Despite this, people often overlook the subject line for order confirmations, largely because this email is expected by buyers. Don’t let that stop you from getting creative.
Take some inspiration from these 5 top-performing confirmation subject lines:
- Thank you for your order
- Your [Brand Name] order confirmation [#12345]
- Order received – [Brand Name] order #12345
- Great news! We’ve got your order #12345
- Your [Brand Name] order has been received [#12345]
The best time to send
An order confirmation email should be sent immediately—especially if you want it to drive additional sales.
Customers want the initial peace of mind that the order has been processed properly, and delays can cause concerns. You’re likely to receive messages from buyers asking for confirmation, adding to your customer service workload. There’s also the risk that the customer feels let down if they don’t get instant confirmation, making them unlikely to shop with you again in the future.
To make the process more efficient, the confirmation email should be automated. This way, the email will always be sent immediately for every purchase, even if you’re asleep at the time. Here’s how the order confirmation workflow looks in Omnisend:
Feature your best sellers
Order confirmation emails have an open rate of around 60%, making them an ideal place to showcase more of your products—especially ones that are related to what your customer has just purchased.
Many ecommerce stores choose to promote their recommended items and top sellers just before their customers’ purchase. This is by no means bad, but not all of the visitors are ready to commit at this stage.
By adding them to the confirmation email, you’re ensuring that willing buyers see them too. Just be sure not to include too many, or you risk overwhelming the customer.
Dollar Shave Club’s order confirmation email is a good example of this. It not only shows related products, but it even has an icon for adding those products to the order before it ships. This makes the process simple and smooth for the customer:
By purchasing from your store, the customer has put a level of trust in you and now you have an opportunity to develop loyalty.
An effective way to do this is with a reward program, and iHerb makes excellent use of its order confirmation email to promote its benefits (you can also see it recommends additional products in its “You may also like” section):
The order confirmation email is also a great opportunity to let your customers know what happens next. One way to do this is with an order timeline, such as in SportsDirect’s example below.
This sets clear expectations for the buyer, and they know what subsequent stages will occur:
The order confirmation page

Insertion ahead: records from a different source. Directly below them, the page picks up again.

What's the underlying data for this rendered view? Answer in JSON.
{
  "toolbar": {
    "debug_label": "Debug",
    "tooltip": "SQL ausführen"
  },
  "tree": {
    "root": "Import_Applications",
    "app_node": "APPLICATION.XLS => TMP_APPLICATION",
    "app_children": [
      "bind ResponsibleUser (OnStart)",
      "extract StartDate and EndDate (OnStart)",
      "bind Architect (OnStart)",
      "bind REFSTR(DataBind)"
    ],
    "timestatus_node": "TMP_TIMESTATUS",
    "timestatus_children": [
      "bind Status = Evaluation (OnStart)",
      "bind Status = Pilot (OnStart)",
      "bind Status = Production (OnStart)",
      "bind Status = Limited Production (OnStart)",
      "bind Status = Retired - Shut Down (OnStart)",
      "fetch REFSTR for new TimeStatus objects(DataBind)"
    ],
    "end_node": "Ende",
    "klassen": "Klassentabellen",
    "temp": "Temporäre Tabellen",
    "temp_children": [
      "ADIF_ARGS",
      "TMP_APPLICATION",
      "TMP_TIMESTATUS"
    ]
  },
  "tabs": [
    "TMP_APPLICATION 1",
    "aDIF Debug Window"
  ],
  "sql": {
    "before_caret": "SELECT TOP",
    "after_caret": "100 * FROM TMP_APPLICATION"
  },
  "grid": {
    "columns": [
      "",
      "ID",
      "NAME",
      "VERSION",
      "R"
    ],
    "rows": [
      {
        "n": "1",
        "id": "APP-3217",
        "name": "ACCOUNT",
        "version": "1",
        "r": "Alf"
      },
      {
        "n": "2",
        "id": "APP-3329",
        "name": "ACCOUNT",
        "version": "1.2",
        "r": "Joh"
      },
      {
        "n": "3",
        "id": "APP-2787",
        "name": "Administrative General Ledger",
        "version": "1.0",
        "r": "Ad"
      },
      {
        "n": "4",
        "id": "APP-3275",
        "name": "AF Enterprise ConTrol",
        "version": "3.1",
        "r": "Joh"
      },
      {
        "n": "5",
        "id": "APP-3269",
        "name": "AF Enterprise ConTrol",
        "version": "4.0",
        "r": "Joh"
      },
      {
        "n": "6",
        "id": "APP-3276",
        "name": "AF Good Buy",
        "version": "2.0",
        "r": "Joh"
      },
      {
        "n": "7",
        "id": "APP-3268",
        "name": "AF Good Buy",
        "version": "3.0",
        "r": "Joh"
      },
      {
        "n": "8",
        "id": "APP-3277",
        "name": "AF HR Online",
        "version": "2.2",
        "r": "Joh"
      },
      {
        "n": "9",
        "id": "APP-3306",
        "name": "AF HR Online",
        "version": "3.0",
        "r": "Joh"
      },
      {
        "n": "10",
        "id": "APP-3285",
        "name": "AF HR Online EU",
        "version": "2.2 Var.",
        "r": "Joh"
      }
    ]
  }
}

In addition to the email, you’ll want to ensure you have an order confirmation page on your website too. Your customers would be automatically directed to this page after payment, giving you the assurance that up to 100% of buyers will see this message.
That percentage gives it an advantage over the order confirmation email’s open rate of 60%, so this is an ideal place to showcase your most popular products, loyalty programs, and the order timeline—exactly like the email examples above.
It can also include additional details such as FAQs and your returns policy. Here’s an example of what this page may look like:
Once your order confirmation email and page are implemented, you should consider adding an automated thank you email and shipping confirmation email to your workflow. These are both excellent at providing a positive experience for your customers, which in turn helps to build long-lasting relationships. After all, research shows that increasing your customer retention rates by just 5% can increase your profits by up to 95%.
You can also send different messages depending on the buyer’s status. For example, first-time customers can receive emails with information relevant to them. In addition, because most of your sales probably come from repeat buyers, it’s worth looking at ways to encourage customers back to your store with post-purchase emails that renew the customer journey.